Pictured left to right: Dr. Alina Hernandez Bark (Goethe Institute), Jamie Gloor, Professor Tori Brescoll (Yale University), Levke Henningsen (UZH) and Dr. Avina Gupta (Deloitte Consulting).

Pictured left to right: Dr. Alina Hernandez Bark (Goethe Institute), Jamie Gloor, Professor Tori Brescoll (Yale University), Levke Henningsen (UZH) and Dr. Avina Gupta (Deloitte Consulting).



Allergies, extra weight tied to bullying

Miranda Peterson

In another study, researchers from Yale University in New Haven, Connecticut, found that almost two-thirds of 361 teens enrolled in weight-loss camps had been bullied due to their size.

That likelihood increased with weight, so that the heaviest kids had almost a 100 percent chance of being bullied, Rebecca Puhl and her colleagues found. Verbal teasing was the most common form of bullying, but more than half of bullied kids reported getting taunted online or through texts and emails as well.

Read full article here. 

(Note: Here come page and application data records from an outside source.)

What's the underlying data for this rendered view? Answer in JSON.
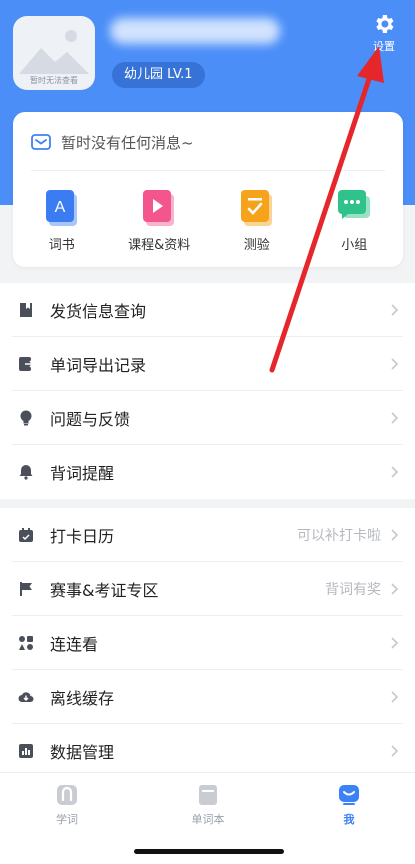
{
  "header": {
    "avatar_label": "暂时无法查看",
    "level": "幼儿园 LV.1",
    "settings_label": "设置"
  },
  "card": {
    "message": "暂时没有任何消息~",
    "quick_items": [
      {
        "label": "词书",
        "icon": "book-a-icon",
        "color": "#3b7cf3"
      },
      {
        "label": "课程&资料",
        "icon": "video-play-icon",
        "color": "#f2568c"
      },
      {
        "label": "测验",
        "icon": "quiz-check-icon",
        "color": "#f7a21b"
      },
      {
        "label": "小组",
        "icon": "chat-group-icon",
        "color": "#2fc28a"
      }
    ]
  },
  "menu1": [
    {
      "label": "发货信息查询",
      "icon": "bookmark-icon"
    },
    {
      "label": "单词导出记录",
      "icon": "export-icon"
    },
    {
      "label": "问题与反馈",
      "icon": "lightbulb-icon"
    },
    {
      "label": "背词提醒",
      "icon": "bell-icon"
    }
  ],
  "menu2": [
    {
      "label": "打卡日历",
      "icon": "calendar-icon",
      "hint": "可以补打卡啦"
    },
    {
      "label": "赛事&考证专区",
      "icon": "flag-icon",
      "hint": "背词有奖"
    },
    {
      "label": "连连看",
      "icon": "match-game-icon",
      "hint": ""
    },
    {
      "label": "离线缓存",
      "icon": "cloud-download-icon",
      "hint": ""
    },
    {
      "label": "数据管理",
      "icon": "bar-chart-icon",
      "hint": ""
    }
  ],
  "tabs": [
    {
      "label": "学词",
      "icon": "learn-icon"
    },
    {
      "label": "单词本",
      "icon": "wordbook-icon"
    },
    {
      "label": "我",
      "icon": "me-icon"
    }
  ],
  "colors": {
    "header_bg": "#4b8ef8",
    "accent": "#3c82f6",
    "annotation_arrow": "#e5262a"
  }
}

Don’t Call My Kid Fat! Parents Want Doctors to Talk About ‘Unhealthy Weight’

Miranda Peterson

Rudd Center research published in article on Time Magazine website. 

With 2 million U.S. children classified as extremely obese, it’s impossible to ignore kids’ growing girth. But researchers at the Rudd Center for Food Policy and Obesity at Yale University are suggesting that there are better, more sensitive ways to discuss the issue with parents and children.

“Many people find the term ‘fat’ to be pejorative and judgmental,” says Rebecca Puhl, the study’s lead author and Rudd’s director of research. “A lot of the time, providers have positive intentions, but the language they use can be seen as blaming, accusatory and not helpful.”

Read full article here.